TASK TO CARRY OUT → Would you set down the data below exactly as shown?

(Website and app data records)
============================================================

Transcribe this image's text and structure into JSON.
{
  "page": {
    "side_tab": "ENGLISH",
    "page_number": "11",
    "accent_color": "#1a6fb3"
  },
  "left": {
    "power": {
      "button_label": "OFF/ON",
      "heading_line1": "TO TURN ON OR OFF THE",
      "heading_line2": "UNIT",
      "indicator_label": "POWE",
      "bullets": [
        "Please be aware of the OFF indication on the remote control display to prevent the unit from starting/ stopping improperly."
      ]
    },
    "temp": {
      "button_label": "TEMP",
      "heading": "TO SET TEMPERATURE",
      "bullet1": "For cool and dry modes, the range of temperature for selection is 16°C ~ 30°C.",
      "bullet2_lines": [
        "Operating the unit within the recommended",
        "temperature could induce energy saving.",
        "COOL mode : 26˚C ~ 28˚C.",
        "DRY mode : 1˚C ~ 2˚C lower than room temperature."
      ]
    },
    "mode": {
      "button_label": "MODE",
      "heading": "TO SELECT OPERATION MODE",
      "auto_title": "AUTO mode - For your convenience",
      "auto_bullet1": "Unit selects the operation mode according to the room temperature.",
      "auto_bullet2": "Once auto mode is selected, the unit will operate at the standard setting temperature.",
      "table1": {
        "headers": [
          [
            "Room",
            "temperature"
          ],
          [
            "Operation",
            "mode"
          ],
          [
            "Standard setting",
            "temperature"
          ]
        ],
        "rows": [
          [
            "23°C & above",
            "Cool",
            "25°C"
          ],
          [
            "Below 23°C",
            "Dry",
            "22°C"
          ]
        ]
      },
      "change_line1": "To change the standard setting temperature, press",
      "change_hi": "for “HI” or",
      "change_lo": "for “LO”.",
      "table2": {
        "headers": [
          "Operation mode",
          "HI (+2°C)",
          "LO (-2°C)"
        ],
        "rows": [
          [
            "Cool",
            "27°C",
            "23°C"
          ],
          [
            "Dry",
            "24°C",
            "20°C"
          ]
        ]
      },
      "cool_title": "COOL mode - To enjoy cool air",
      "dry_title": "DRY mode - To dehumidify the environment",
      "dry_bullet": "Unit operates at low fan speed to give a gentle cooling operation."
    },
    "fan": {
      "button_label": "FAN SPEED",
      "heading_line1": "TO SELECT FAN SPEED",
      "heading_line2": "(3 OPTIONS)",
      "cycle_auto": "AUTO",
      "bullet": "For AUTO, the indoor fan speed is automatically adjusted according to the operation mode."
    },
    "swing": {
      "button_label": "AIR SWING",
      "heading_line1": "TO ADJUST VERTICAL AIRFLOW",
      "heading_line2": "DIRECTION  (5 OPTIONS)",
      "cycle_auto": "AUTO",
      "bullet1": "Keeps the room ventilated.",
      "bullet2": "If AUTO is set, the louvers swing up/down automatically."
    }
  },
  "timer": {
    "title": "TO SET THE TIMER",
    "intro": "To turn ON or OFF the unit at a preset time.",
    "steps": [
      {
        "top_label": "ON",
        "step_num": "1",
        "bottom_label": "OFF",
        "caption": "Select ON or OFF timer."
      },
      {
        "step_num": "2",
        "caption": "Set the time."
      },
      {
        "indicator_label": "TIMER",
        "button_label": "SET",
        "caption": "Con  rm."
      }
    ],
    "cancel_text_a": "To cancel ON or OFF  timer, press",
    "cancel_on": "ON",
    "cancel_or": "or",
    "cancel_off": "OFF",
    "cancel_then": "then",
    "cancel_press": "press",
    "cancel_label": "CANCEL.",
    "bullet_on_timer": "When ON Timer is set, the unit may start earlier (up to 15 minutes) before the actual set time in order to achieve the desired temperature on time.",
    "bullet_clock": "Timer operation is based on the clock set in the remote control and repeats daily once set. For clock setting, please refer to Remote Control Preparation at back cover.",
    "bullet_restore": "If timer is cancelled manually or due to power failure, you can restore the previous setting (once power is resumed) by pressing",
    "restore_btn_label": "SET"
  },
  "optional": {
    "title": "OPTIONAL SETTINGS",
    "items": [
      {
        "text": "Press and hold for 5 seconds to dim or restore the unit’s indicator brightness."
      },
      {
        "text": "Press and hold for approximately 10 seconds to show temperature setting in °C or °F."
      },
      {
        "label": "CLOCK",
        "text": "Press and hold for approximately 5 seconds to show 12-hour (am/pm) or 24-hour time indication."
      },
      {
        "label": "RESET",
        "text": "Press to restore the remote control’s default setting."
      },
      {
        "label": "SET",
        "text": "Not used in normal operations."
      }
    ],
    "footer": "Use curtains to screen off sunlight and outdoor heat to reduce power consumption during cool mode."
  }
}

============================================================

ANSWER SPACE →
Transcribe this image's text and structure into JSON.
{
  "page": {
    "side_tab": "ENGLISH",
    "page_number": "11",
    "accent_color": "#1a6fb3"
  },
  "left": {
    "power": {
      "button_label": "OFF/ON",
      "heading_line1": "TO TURN ON OR OFF THE",
      "heading_line2": "UNIT",
      "indicator_label": "POWE",
      "bullets": [
        "Please be aware of the OFF indication on the remote control display to prevent the unit from starting/ stopping improperly."
      ]
    },
    "temp": {
      "button_label": "TEMP",
      "heading": "TO SET TEMPERATURE",
      "bullet1": "For cool and dry modes, the range of temperature for selection is 16°C ~ 30°C.",
      "bullet2_lines": [
        "Operating the unit within the recommended",
        "temperature could induce energy saving.",
        "COOL mode : 26˚C ~ 28˚C.",
        "DRY mode : 1˚C ~ 2˚C lower than room temperature."
      ]
    },
    "mode": {
      "button_label": "MODE",
      "heading": "TO SELECT OPERATION MODE",
      "auto_title": "AUTO mode - For your convenience",
      "auto_bullet1": "Unit selects the operation mode according to the room temperature.",
      "auto_bullet2": "Once auto mode is selected, the unit will operate at the standard setting temperature.",
      "table1": {
        "headers": [
          [
            "Room",
            "temperature"
          ],
          [
            "Operation",
            "mode"
          ],
          [
            "Standard setting",
            "temperature"
          ]
        ],
        "rows": [
          [
            "23°C & above",
            "Cool",
            "25°C"
          ],
          [
            "Below 23°C",
            "Dry",
            "22°C"
          ]
        ]
      },
      "change_line1": "To change the standard setting temperature, press",
      "change_hi": "for “HI” or",
      "change_lo": "for “LO”.",
      "table2": {
        "headers": [
          "Operation mode",
          "HI (+2°C)",
          "LO (-2°C)"
        ],
        "rows": [
          [
            "Cool",
            "27°C",
            "23°C"
          ],
          [
            "Dry",
            "24°C",
            "20°C"
          ]
        ]
      },
      "cool_title": "COOL mode - To enjoy cool air",
      "dry_title": "DRY mode - To dehumidify the environment",
      "dry_bullet": "Unit operates at low fan speed to give a gentle cooling operation."
    },
    "fan": {
      "button_label": "FAN SPEED",
      "heading_line1": "TO SELECT FAN SPEED",
      "heading_line2": "(3 OPTIONS)",
      "cycle_auto": "AUTO",
      "bullet": "For AUTO, the indoor fan speed is automatically adjusted according to the operation mode."
    },
    "swing": {
      "button_label": "AIR SWING",
      "heading_line1": "TO ADJUST VERTICAL AIRFLOW",
      "heading_line2": "DIRECTION  (5 OPTIONS)",
      "cycle_auto": "AUTO",
      "bullet1": "Keeps the room ventilated.",
      "bullet2": "If AUTO is set, the louvers swing up/down automatically."
    }
  },
  "timer": {
    "title": "TO SET THE TIMER",
    "intro": "To turn ON or OFF the unit at a preset time.",
    "steps": [
      {
        "top_label": "ON",
        "step_num": "1",
        "bottom_label": "OFF",
        "caption": "Select ON or OFF timer."
      },
      {
        "step_num": "2",
        "caption": "Set the time."
      },
      {
        "indicator_label": "TIMER",
        "button_label": "SET",
        "caption": "Con  rm."
      }
    ],
    "cancel_text_a": "To cancel ON or OFF  timer, press",
    "cancel_on": "ON",
    "cancel_or": "or",
    "cancel_off": "OFF",
    "cancel_then": "then",
    "cancel_press": "press",
    "cancel_label": "CANCEL.",
    "bullet_on_timer": "When ON Timer is set, the unit may start earlier (up to 15 minutes) before the actual set time in order to achieve the desired temperature on time.",
    "bullet_clock": "Timer operation is based on the clock set in the remote control and repeats daily once set. For clock setting, please refer to Remote Control Preparation at back cover.",
    "bullet_restore": "If timer is cancelled manually or due to power failure, you can restore the previous setting (once power is resumed) by pressing",
    "restore_btn_label": "SET"
  },
  "optional": {
    "title": "OPTIONAL SETTINGS",
    "items": [
      {
        "text": "Press and hold for 5 seconds to dim or restore the unit’s indicator brightness."
      },
      {
        "text": "Press and hold for approximately 10 seconds to show temperature setting in °C or °F."
      },
      {
        "label": "CLOCK",
        "text": "Press and hold for approximately 5 seconds to show 12-hour (am/pm) or 24-hour time indication."
      },
      {
        "label": "RESET",
        "text": "Press to restore the remote control’s default setting."
      },
      {
        "label": "SET",
        "text": "Not used in normal operations."
      }
    ],
    "footer": "Use curtains to screen off sunlight and outdoor heat to reduce power consumption during cool mode."
  }
}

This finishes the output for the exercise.